(Dataset excerpts)
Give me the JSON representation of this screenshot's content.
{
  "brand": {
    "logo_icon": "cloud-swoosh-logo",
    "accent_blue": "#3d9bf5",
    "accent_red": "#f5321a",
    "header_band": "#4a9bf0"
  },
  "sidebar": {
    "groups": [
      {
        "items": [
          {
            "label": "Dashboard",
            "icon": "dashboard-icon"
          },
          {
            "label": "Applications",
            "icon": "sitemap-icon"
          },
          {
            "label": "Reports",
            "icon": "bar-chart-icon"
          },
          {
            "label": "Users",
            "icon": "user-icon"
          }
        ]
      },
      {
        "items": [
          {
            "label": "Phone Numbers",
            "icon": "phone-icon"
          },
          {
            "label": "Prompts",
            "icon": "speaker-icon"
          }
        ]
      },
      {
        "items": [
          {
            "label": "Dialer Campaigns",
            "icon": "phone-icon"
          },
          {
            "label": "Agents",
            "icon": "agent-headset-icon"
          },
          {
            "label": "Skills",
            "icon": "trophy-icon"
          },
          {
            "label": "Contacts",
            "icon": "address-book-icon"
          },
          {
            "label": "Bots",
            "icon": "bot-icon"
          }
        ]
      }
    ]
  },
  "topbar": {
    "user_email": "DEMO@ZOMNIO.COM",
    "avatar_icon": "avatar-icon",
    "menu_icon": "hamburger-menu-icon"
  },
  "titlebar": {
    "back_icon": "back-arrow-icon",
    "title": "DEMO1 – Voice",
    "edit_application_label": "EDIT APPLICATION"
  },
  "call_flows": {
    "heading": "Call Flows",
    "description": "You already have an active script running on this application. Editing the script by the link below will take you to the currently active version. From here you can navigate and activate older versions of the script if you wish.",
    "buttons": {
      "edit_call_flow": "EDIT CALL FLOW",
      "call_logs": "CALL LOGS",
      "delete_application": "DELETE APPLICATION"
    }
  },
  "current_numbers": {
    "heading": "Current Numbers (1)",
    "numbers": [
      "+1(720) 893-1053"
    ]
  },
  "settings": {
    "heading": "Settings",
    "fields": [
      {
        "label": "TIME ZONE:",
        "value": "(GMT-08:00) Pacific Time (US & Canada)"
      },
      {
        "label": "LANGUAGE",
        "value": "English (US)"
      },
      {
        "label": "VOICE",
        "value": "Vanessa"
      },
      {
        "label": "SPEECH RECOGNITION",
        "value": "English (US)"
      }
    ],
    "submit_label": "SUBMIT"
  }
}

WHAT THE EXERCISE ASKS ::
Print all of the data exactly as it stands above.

EXERCISE OUTPUT ::
Give me the JSON representation of this screenshot's content.
{
  "brand": {
    "logo_icon": "cloud-swoosh-logo",
    "accent_blue": "#3d9bf5",
    "accent_red": "#f5321a",
    "header_band": "#4a9bf0"
  },
  "sidebar": {
    "groups": [
      {
        "items": [
          {
            "label": "Dashboard",
            "icon": "dashboard-icon"
          },
          {
            "label": "Applications",
            "icon": "sitemap-icon"
          },
          {
            "label": "Reports",
            "icon": "bar-chart-icon"
          },
          {
            "label": "Users",
            "icon": "user-icon"
          }
        ]
      },
      {
        "items": [
          {
            "label": "Phone Numbers",
            "icon": "phone-icon"
          },
          {
            "label": "Prompts",
            "icon": "speaker-icon"
          }
        ]
      },
      {
        "items": [
          {
            "label": "Dialer Campaigns",
            "icon": "phone-icon"
          },
          {
            "label": "Agents",
            "icon": "agent-headset-icon"
          },
          {
            "label": "Skills",
            "icon": "trophy-icon"
          },
          {
            "label": "Contacts",
            "icon": "address-book-icon"
          },
          {
            "label": "Bots",
            "icon": "bot-icon"
          }
        ]
      }
    ]
  },
  "topbar": {
    "user_email": "DEMO@ZOMNIO.COM",
    "avatar_icon": "avatar-icon",
    "menu_icon": "hamburger-menu-icon"
  },
  "titlebar": {
    "back_icon": "back-arrow-icon",
    "title": "DEMO1 – Voice",
    "edit_application_label": "EDIT APPLICATION"
  },
  "call_flows": {
    "heading": "Call Flows",
    "description": "You already have an active script running on this application. Editing the script by the link below will take you to the currently active version. From here you can navigate and activate older versions of the script if you wish.",
    "buttons": {
      "edit_call_flow": "EDIT CALL FLOW",
      "call_logs": "CALL LOGS",
      "delete_application": "DELETE APPLICATION"
    }
  },
  "current_numbers": {
    "heading": "Current Numbers (1)",
    "numbers": [
      "+1(720) 893-1053"
    ]
  },
  "settings": {
    "heading": "Settings",
    "fields": [
      {
        "label": "TIME ZONE:",
        "value": "(GMT-08:00) Pacific Time (US & Canada)"
      },
      {
        "label": "LANGUAGE",
        "value": "English (US)"
      },
      {
        "label": "VOICE",
        "value": "Vanessa"
      },
      {
        "label": "SPEECH RECOGNITION",
        "value": "English (US)"
      }
    ],
    "submit_label": "SUBMIT"
  }
}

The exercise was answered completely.